The Cuba Journal recently spoke with attorney Michael Moore about Cuba, maritime law and life in general. He is a fixture in the world of super yachts and a trusted contributor to a wide variety of organizations connected to the health of the world’s oceans. One gets the sense that Michael’s life can be aptly described as a “water world.”
Most recently, Michael made news by helping his client, Paul Madden Associates, obtain the first commercial license ever issued under new rules that allow US commercial vessels to travel between the US and Cuba. The historic journey is underway at the time of this writing.
With a successful 40-year career as a leading maritime attorney under his belt, one would think he would be ready to adopt a narrower gauge of reality. Not with Michael. Instead, he passionately champions an environmental cause with planetary implications.
As Chairman of the International Seakeepers Society (ISS), a position he has held since 2008, Michael orchestrates a global effort to promote oceanographic research, conservation and education through direct involvement with the global yachting community. Under normal circumstances, such a sweeping claim could be chalked up to bravado, but with Michael, protecting the world’s oceans carries the weight of some serious hardware – a collection of some of the largest private yachts in the world whose owners are members of the ISS.
As he explains, the fantastic wealth created by this elite group has occurred, in many cases, over the last 20 years and has led to a boom in yacht ownership. This community of people, all among the world’s one percent, has the resources to travel the world by sea and observe oceanic degradation firsthand.
Imbued with the spirit to heal our oceans, these yacht owners, and those associated with them, are in a unique position to contribute by doing what they love – being at sea and aiding research in the process. In essence, this is the idea behind ISS – putting together yacht owners and scientists.
Between his law practice and ISS responsibilities, Michael explains that Cuban matters are a daily topic of discussion. Intrepid business clients are positioning for early mover status in the region; and the maritime world is gearing up to navigate Cuba’s pristine 3,000 miles of coastline – not to mention the commercial opportunities for trade.
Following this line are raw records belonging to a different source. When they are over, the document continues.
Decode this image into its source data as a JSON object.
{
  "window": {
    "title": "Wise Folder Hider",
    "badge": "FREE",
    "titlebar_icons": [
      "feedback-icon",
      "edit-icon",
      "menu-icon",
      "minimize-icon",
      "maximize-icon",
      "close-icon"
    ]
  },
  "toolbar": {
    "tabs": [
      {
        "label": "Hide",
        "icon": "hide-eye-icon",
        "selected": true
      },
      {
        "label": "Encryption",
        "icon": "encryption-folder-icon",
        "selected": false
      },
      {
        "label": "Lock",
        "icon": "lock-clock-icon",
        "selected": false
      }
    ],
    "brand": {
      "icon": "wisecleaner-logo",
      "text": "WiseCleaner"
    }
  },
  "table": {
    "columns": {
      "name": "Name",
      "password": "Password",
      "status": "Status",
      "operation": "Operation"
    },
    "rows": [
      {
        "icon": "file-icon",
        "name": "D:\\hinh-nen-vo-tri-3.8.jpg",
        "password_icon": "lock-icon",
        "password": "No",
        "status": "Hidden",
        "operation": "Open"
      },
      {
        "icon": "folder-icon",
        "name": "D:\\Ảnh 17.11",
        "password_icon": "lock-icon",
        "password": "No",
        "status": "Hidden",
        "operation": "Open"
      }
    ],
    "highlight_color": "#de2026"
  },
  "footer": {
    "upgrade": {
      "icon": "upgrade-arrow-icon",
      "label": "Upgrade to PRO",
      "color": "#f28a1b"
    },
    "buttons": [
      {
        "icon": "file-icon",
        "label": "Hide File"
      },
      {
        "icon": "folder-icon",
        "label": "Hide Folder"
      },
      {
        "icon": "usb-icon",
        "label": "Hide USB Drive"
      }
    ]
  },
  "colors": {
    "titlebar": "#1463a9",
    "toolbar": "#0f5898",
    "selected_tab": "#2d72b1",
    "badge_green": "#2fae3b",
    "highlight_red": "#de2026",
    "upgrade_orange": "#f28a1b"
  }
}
While the lawyers of Moore & Co. will do their best to assist these bold business persons on the commercial side, the ISS also hopes to play a role in protecting the beautiful, unsullied splendor of the sea around her.
Photo credit: Volker Schlotmann